The problem, of course, is that stuff is all easier to see in hindsight. When you’re eager and just starting out, wanting to run as fast as you can even though you haven’t figured out how, the kind of advice your offered is all about getting you to the next phase of your career: finishing things, sending them off, getting paid for your work.
To go back to the Ira Glass video I mentioned above, the only way you can get your work up to the level of your ambition is producing a body of work. That’s more or less the gist of King’s book as well, although it doesn’t explain it quite so explicitly and it’s approach to doing so is prescriptive That’s part of its charm and appeal; writing is presented like a magic trick you can master, after which its all book contracts and puppies.
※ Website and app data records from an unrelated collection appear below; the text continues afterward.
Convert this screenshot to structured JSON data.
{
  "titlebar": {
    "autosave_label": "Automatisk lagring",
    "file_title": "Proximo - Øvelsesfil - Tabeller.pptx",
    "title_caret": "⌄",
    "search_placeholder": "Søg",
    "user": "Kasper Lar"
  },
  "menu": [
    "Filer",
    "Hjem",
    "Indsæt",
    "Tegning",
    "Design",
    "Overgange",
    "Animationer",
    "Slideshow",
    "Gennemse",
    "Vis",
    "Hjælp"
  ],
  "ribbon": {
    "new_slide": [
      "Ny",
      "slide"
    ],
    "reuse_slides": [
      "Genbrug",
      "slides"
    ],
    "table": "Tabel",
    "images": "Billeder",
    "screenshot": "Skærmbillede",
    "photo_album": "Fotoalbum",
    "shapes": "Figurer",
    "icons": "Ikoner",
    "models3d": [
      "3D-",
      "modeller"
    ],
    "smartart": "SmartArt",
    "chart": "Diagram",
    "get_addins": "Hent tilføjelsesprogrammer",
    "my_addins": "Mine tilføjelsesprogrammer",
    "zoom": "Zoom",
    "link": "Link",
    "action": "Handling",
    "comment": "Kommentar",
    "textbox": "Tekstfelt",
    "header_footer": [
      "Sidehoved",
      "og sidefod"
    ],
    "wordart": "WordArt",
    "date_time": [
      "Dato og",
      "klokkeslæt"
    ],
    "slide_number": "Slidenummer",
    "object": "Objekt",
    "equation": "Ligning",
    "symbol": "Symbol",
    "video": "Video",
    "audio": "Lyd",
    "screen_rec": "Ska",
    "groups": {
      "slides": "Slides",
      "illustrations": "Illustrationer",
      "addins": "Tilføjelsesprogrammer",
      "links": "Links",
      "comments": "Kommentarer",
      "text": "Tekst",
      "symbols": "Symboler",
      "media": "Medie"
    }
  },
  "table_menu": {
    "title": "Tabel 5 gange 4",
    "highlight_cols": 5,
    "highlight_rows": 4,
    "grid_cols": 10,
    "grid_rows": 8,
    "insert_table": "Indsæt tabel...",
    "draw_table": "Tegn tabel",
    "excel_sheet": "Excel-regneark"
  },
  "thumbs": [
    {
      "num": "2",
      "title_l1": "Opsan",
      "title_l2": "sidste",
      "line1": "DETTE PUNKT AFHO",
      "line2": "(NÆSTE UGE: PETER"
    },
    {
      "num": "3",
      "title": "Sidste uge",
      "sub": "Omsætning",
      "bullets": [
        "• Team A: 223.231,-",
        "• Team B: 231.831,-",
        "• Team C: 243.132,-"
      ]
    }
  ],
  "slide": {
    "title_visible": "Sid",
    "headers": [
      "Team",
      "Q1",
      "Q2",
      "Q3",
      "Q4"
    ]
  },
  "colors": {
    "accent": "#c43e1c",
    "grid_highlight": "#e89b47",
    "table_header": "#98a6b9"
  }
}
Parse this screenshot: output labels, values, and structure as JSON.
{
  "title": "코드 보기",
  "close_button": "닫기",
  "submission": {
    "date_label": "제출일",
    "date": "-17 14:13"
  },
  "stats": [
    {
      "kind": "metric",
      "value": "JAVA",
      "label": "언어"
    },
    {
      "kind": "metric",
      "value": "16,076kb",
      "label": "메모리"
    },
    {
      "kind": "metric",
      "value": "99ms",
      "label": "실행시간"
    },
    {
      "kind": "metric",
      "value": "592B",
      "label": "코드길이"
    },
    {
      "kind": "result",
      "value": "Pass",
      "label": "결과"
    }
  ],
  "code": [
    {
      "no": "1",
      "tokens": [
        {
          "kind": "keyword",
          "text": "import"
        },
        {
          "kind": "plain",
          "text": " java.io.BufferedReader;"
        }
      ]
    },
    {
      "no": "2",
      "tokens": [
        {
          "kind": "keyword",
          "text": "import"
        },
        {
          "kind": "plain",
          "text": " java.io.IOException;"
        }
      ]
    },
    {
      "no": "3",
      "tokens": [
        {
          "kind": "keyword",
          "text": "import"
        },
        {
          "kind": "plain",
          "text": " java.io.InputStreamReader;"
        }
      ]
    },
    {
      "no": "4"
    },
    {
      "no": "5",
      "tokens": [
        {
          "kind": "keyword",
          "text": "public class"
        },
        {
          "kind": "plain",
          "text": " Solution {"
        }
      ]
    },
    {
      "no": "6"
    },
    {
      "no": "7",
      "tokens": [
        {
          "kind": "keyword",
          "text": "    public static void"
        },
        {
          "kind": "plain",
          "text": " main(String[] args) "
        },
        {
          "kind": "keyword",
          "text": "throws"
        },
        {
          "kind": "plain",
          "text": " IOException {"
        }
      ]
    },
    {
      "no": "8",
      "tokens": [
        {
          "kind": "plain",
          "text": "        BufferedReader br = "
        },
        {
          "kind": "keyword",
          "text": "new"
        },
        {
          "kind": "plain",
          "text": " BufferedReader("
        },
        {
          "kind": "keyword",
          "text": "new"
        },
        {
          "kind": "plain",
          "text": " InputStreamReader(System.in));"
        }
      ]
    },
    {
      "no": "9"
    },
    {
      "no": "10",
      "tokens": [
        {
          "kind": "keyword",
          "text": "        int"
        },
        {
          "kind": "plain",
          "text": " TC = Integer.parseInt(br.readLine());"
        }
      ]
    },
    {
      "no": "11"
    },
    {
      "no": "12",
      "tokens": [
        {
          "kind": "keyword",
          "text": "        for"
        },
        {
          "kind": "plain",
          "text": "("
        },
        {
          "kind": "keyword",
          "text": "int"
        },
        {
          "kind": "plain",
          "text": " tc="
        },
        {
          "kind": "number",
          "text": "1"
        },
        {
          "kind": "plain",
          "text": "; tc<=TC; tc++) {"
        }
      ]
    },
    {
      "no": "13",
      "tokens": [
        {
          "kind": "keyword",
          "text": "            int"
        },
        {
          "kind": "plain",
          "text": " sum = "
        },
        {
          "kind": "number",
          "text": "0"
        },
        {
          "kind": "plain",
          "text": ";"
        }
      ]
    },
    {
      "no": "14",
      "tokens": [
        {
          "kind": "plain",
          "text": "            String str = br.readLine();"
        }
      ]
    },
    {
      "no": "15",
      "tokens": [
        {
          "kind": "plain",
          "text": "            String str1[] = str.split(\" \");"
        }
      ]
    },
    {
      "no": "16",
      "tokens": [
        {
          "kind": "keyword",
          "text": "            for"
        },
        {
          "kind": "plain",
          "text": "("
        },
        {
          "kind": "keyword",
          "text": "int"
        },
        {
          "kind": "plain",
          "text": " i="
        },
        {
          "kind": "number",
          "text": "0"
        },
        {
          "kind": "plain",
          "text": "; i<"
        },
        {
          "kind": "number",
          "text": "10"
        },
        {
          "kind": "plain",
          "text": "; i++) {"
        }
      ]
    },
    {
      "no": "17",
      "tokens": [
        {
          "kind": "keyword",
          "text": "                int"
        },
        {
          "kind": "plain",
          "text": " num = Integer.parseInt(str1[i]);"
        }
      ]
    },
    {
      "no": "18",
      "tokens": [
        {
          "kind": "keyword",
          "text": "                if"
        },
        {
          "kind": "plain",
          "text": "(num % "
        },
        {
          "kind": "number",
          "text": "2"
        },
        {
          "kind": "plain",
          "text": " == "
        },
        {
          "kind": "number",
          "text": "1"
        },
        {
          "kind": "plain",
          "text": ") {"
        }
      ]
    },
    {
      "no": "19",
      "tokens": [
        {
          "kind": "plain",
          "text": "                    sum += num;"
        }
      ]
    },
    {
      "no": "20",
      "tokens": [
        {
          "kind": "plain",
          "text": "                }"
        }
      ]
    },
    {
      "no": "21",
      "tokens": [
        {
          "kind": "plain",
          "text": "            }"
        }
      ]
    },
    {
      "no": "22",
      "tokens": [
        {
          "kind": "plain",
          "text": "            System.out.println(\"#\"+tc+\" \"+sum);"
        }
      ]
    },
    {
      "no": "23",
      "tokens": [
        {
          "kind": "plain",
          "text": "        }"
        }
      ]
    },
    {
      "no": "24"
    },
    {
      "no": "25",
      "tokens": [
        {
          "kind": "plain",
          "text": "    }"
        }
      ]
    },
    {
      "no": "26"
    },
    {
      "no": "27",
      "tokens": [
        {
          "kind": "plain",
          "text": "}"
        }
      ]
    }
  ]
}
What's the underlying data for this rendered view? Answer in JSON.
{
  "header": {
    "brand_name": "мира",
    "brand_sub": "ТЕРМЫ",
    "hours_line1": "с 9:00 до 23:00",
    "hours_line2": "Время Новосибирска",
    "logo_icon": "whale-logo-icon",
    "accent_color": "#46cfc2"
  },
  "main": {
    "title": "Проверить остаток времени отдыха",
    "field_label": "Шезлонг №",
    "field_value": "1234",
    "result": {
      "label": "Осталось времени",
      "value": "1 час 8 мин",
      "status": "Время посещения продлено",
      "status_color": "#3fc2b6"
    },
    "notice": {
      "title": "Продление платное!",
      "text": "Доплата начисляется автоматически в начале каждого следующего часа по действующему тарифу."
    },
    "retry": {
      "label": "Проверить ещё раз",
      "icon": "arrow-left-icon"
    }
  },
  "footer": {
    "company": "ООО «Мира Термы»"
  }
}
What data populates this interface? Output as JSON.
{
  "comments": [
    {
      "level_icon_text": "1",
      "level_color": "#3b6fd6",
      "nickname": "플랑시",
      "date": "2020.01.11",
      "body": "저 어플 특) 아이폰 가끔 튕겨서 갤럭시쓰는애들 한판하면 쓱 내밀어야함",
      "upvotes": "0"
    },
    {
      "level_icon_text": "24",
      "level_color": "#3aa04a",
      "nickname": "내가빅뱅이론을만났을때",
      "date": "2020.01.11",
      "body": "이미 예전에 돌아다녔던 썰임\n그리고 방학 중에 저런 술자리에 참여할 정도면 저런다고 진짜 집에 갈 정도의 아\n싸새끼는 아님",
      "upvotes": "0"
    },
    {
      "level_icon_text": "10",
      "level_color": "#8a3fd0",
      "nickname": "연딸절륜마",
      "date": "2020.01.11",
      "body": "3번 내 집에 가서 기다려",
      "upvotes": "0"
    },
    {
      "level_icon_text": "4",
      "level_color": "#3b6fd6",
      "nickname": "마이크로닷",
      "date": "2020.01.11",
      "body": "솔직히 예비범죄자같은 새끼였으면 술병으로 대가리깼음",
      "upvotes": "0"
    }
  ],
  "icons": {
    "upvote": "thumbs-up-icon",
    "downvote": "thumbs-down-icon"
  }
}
You need to read the first half, the biography, and read for the subtext to learn that sometimes it’s not. That there are things that derail even Stephen King (although, mad respect, it appears that it took a life-threatening injury to keep him from writing). So read On Writing. Try it’s approach on for size. And if it doesn’t work – keep bloody looking for models. There are so many ways people approach this writing gig that there’s bound to be some advice that works best for you. Right now, I’m deep into the twenty-minute writing groove. It may change, it may not, but I’m going to test it and keep testing it to see how it’s working.
The smartest thing you can do is figure out what your approach looks like and keep making sure it’s right for you, your life, and your goals.
Novella Diary, Claw, Day Twenty-One
So last night I stayed up late, writing a moderately detail plan for the scene I wanted to get done this morning. It was a pretty good plan. Laid out a lot of stuff.
This morning I woke up and wrote a completely difference scene. Potentially invalidating all the stuff I’d planned.
This is why I’m not, by inclination or any real practical process, a plotter.
Session 21.1 (7:18: AM -7:28 AM)
Word Count: 107
Session 21.2 (8:03 AM -8:23 AM)
Word Count: 470
Session 21.3 (8:35 AM – 8:57 AM)
Word Count: 542
Total Daily Writing Time: 52 minutes
Daily Word Count Total: 1,119
Total Manuscript Writing Time: 20 hours, 31 minutes
Total Manuscript Word Count: 16,283